It all comes down to common sense and integrity.

I love America. Nobody is more patriotic than me. Nobody’s heart flitters more when they see a flag waving. It is not anti American to disagree with the federal government. If you recall, this is how our country came to be in the first place.

But we must speak out about how much we all must give of our labors to the government for them to waste away as they see fit, according to their inefficient, poorly conceived agendas that do not benefit us all.

Please hear, that I have disagreed with not just the current administration on this large fundamental issue, but have disagreed with the previous ones as well. It is not partisanship. It’s about being responsible. We cannot continue to promise more and more benefits to the people with money we force them to give us through taxation.

That money is better off staying in the hands of the people who earned it for them to decide where to spend it, save it, invest it, or whom to support with it.

Every generation has it’s crisis. Growing money hungry government is ours, and we must meet the challenge.

I hope you will give it some thought and express your opinions to your elected officials.
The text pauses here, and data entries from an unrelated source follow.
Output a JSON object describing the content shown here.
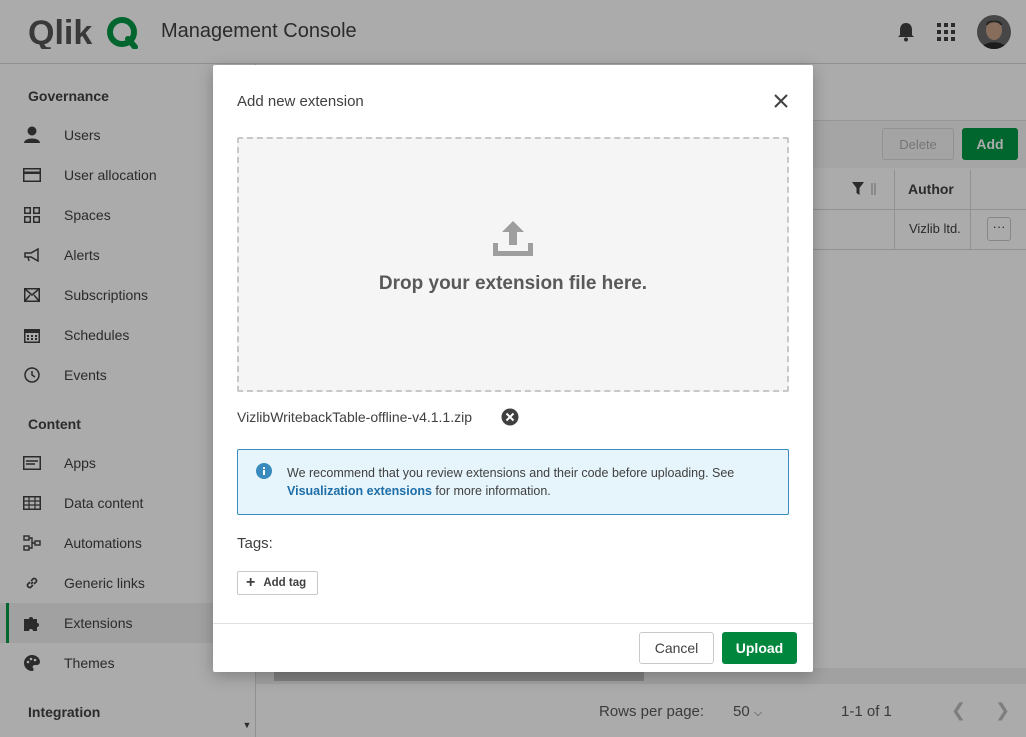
{
  "header": {
    "app_title": "Management Console",
    "logo_text": "Qlik",
    "icons": [
      "bell-icon",
      "apps-grid-icon"
    ]
  },
  "sidebar": {
    "sections": [
      {
        "title": "Governance"
      },
      {
        "title": "Content"
      },
      {
        "title": "Integration"
      }
    ],
    "items": [
      {
        "label": "Users",
        "icon": "user-icon"
      },
      {
        "label": "User allocation",
        "icon": "card-icon"
      },
      {
        "label": "Spaces",
        "icon": "spaces-grid-icon"
      },
      {
        "label": "Alerts",
        "icon": "megaphone-icon"
      },
      {
        "label": "Subscriptions",
        "icon": "envelope-icon"
      },
      {
        "label": "Schedules",
        "icon": "calendar-icon"
      },
      {
        "label": "Events",
        "icon": "clock-icon"
      },
      {
        "label": "Apps",
        "icon": "app-icon"
      },
      {
        "label": "Data content",
        "icon": "table-icon"
      },
      {
        "label": "Automations",
        "icon": "automation-icon"
      },
      {
        "label": "Generic links",
        "icon": "link-icon"
      },
      {
        "label": "Extensions",
        "icon": "puzzle-icon",
        "active": true
      },
      {
        "label": "Themes",
        "icon": "palette-icon"
      }
    ]
  },
  "main": {
    "delete_label": "Delete",
    "add_label": "Add",
    "column_author": "Author",
    "row_author": "Vizlib ltd.",
    "row_menu": "···",
    "rows_per_page_label": "Rows per page:",
    "rows_per_page_value": "50",
    "page_count": "1-1 of 1"
  },
  "modal": {
    "title": "Add new extension",
    "drop_text": "Drop your extension file here.",
    "file_name": "VizlibWritebackTable-offline-v4.1.1.zip",
    "info_text_before": "We recommend that you review extensions and their code before uploading. See ",
    "info_link": "Visualization extensions",
    "info_text_after": " for more information.",
    "tags_label": "Tags:",
    "add_tag_label": "Add tag",
    "cancel_label": "Cancel",
    "upload_label": "Upload"
  },
  "colors": {
    "brand_green": "#009845",
    "upload_green": "#00873d",
    "info_border": "#3a8bbd",
    "info_bg": "#e6f4fb",
    "link": "#1e6ea8"
  }
}
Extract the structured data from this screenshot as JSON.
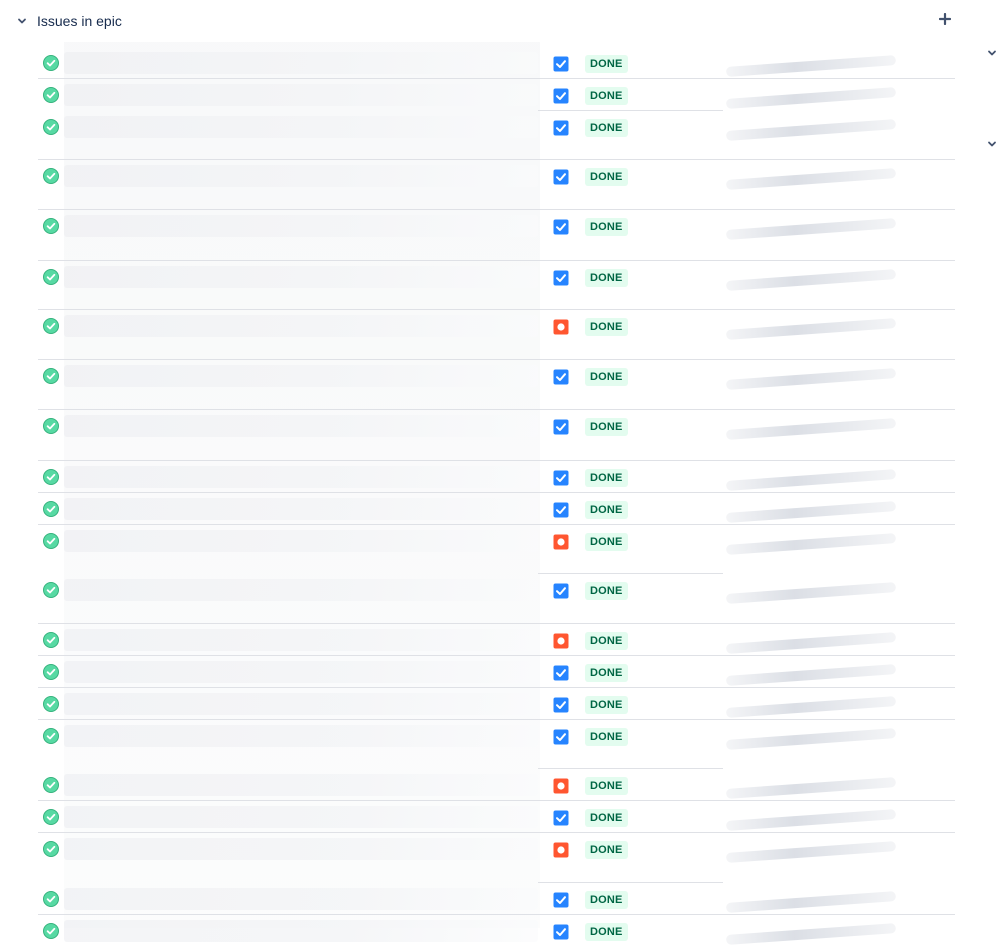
{
  "section": {
    "title": "Issues in epic",
    "add_icon": "plus-icon",
    "collapse_icon": "chevron-down-icon"
  },
  "colors": {
    "done_bg": "#e3fcef",
    "done_text": "#006644",
    "task_blue": "#2684ff",
    "bug_red": "#ff5630",
    "resolved_green": "#57d9a3"
  },
  "issues": [
    {
      "status": "DONE",
      "type": "task"
    },
    {
      "status": "DONE",
      "type": "task"
    },
    {
      "status": "DONE",
      "type": "task"
    },
    {
      "status": "DONE",
      "type": "task"
    },
    {
      "status": "DONE",
      "type": "task"
    },
    {
      "status": "DONE",
      "type": "task"
    },
    {
      "status": "DONE",
      "type": "bug"
    },
    {
      "status": "DONE",
      "type": "task"
    },
    {
      "status": "DONE",
      "type": "task"
    },
    {
      "status": "DONE",
      "type": "task"
    },
    {
      "status": "DONE",
      "type": "task"
    },
    {
      "status": "DONE",
      "type": "bug"
    },
    {
      "status": "DONE",
      "type": "task"
    },
    {
      "status": "DONE",
      "type": "bug"
    },
    {
      "status": "DONE",
      "type": "task"
    },
    {
      "status": "DONE",
      "type": "task"
    },
    {
      "status": "DONE",
      "type": "task"
    },
    {
      "status": "DONE",
      "type": "bug"
    },
    {
      "status": "DONE",
      "type": "task"
    },
    {
      "status": "DONE",
      "type": "bug"
    },
    {
      "status": "DONE",
      "type": "task"
    },
    {
      "status": "DONE",
      "type": "task"
    }
  ]
}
“You cannot legislate the poor into freedom by legislating the wealthy out of freedom. What one person receives without working for, another person must work for without receiving. The government cannot give to anybody anything that the government does not first take from somebody else. When half of the people get the idea that they do not have to work because the other half is going to take care of them, and when the other half gets the idea that it does no good to work because somebody else is going to get what they work for, that my dear friend, is about the end of any nation. You cannot multiply wealth by dividing it.” -Dr. Adrian Rogers, 1931 – 2005

Some ask the question, “What makes people poor?”

It seems like a sensible question, looking at it from a wealthy Western culture here in 2009. But the wealth we enjoy is a relatively new historical phenomenon. If you look at the majority of people in the world today, and how we in the US lived just a hundred years ago or so, we find that poverty is the natural state of man. Wealth is the exception. So the question “What causes poverty?” is the wrong question.

The right question is “What causes wealth?” This we know the answer to.

What causes wealth is capitalism that takes place in a free society governed by law. Unlocking the entrepreneurial spirit for individuals to pursue their own interests while bring value to the marketplace in providing goods and services to others that they want and are willing to freely pay for, is what causes wealth. High taxes are a demotivator for those who create wealth for the whole society.

In addition, capitalism and free markets creates peace and civil behavior. Just look around – which countries have free societies and free markets? The peaceful ones. Which ones are full of violence and strife? The ones where people cannot do and express themselves freely and where they cannot apply their industry to serving others for their own self interests.

Which came first – the freedom, or the peace? Freedom.

Rather than try to “prevent” poverty, or declare “war” on it, why don’t we support what causes wealth instead. Free people and free markets.

– LJ 5-19-09


Capitalism, freemarkets, and free enterprises are good for everyone!